Considerations for licensors and licensees/Licensees
- 1 Considerations for licensees
- 1.1 Understand the license.
- 1.2 Scope of the license.
- 1.3 Know your obligations.
- 1.4 Consider licensor preferences.
Considerations for licensees
Understand the license.
Read the legal code, not just the deed.
The human-readable deed is a summary of, but not a replacement for, the legal code. It does not explain everything you need to know before using licensed material.
Make sure the license grants permission for what you want to do.
There are six different CC licenses. Two of the licenses prohibit the sharing of adaptations (BY-ND, BY-NC-ND); three prohibit commercial uses (BY-NC, BY-NC-ND, BY-NC-SA), and two require adaptations be licensed under the same license (BY-SA, BY-NC-SA).
Take note of the particular version of the license.
Scope of the license.
Pay attention to what exactly is being licensed.
Consider clearing rights if you are concerned.
The license does not contain a warranty, so if you think there may be third party rights in the material, you may want to clear those rights in advance.
Some uses of licensed material do not require permission under the license.
If the use you want to make of a work falls within an exception or limitation to copyright or similar rights, you may do so. Those uses are unregulated by the license.
Know your obligations.
Do not restrict others from exercising rights under the license.
All CC licenses prohibit you from applying effective technological measures or imposing legal terms that would prevent others from doing what the license permits.
Determine what, if anything, you can do with adaptations you make.
Termination is automatic.
All CC licenses terminate automatically when you fail to comply with its terms. If the material is under a 4.0 license, you must fix the problem within 30 days of discovery if you want your rights automatically reinstated.
Consider licensor preferences.
Consider complying with non-binding requests by the licensor.

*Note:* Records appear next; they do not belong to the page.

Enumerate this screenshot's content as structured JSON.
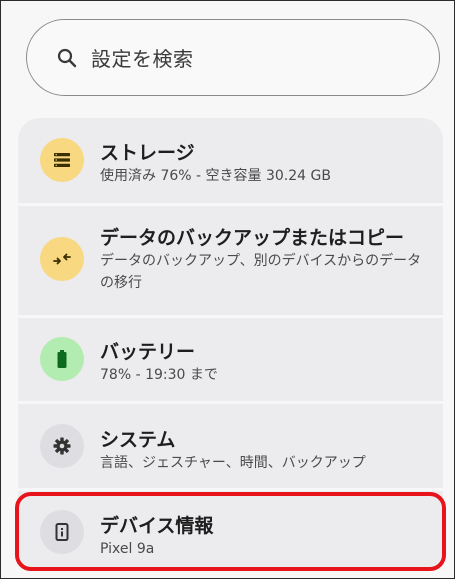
{
  "search": {
    "placeholder": "設定を検索",
    "icon": "search-icon"
  },
  "items": [
    {
      "title": "ストレージ",
      "subtitle": "使用済み 76% - 空き容量 30.24 GB",
      "icon": "storage-icon",
      "icon_bg": "#f8d880",
      "icon_color": "#3b2f00"
    },
    {
      "title": "データのバックアップまたはコピー",
      "subtitle": "データのバックアップ、別のデバイスからのデータの移行",
      "icon": "backup-transfer-icon",
      "icon_bg": "#f8d880",
      "icon_color": "#3b2f00"
    },
    {
      "title": "バッテリー",
      "subtitle": "78% - 19:30 まで",
      "icon": "battery-icon",
      "icon_bg": "#b3ecb0",
      "icon_color": "#0e6a1e"
    },
    {
      "title": "システム",
      "subtitle": "言語、ジェスチャー、時間、バックアップ",
      "icon": "gear-icon",
      "icon_bg": "#dedee2",
      "icon_color": "#333333"
    },
    {
      "title": "デバイス情報",
      "subtitle": "Pixel 9a",
      "icon": "device-info-icon",
      "icon_bg": "#dedee2",
      "icon_color": "#333333"
    }
  ],
  "colors": {
    "highlight": "#e8141c",
    "card_bg": "#ececef",
    "page_bg": "#f7f7f8"
  }
}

The licensor may make special requests when you use the material. We recommend you do so when reasonable, but that is your option and not your obligation.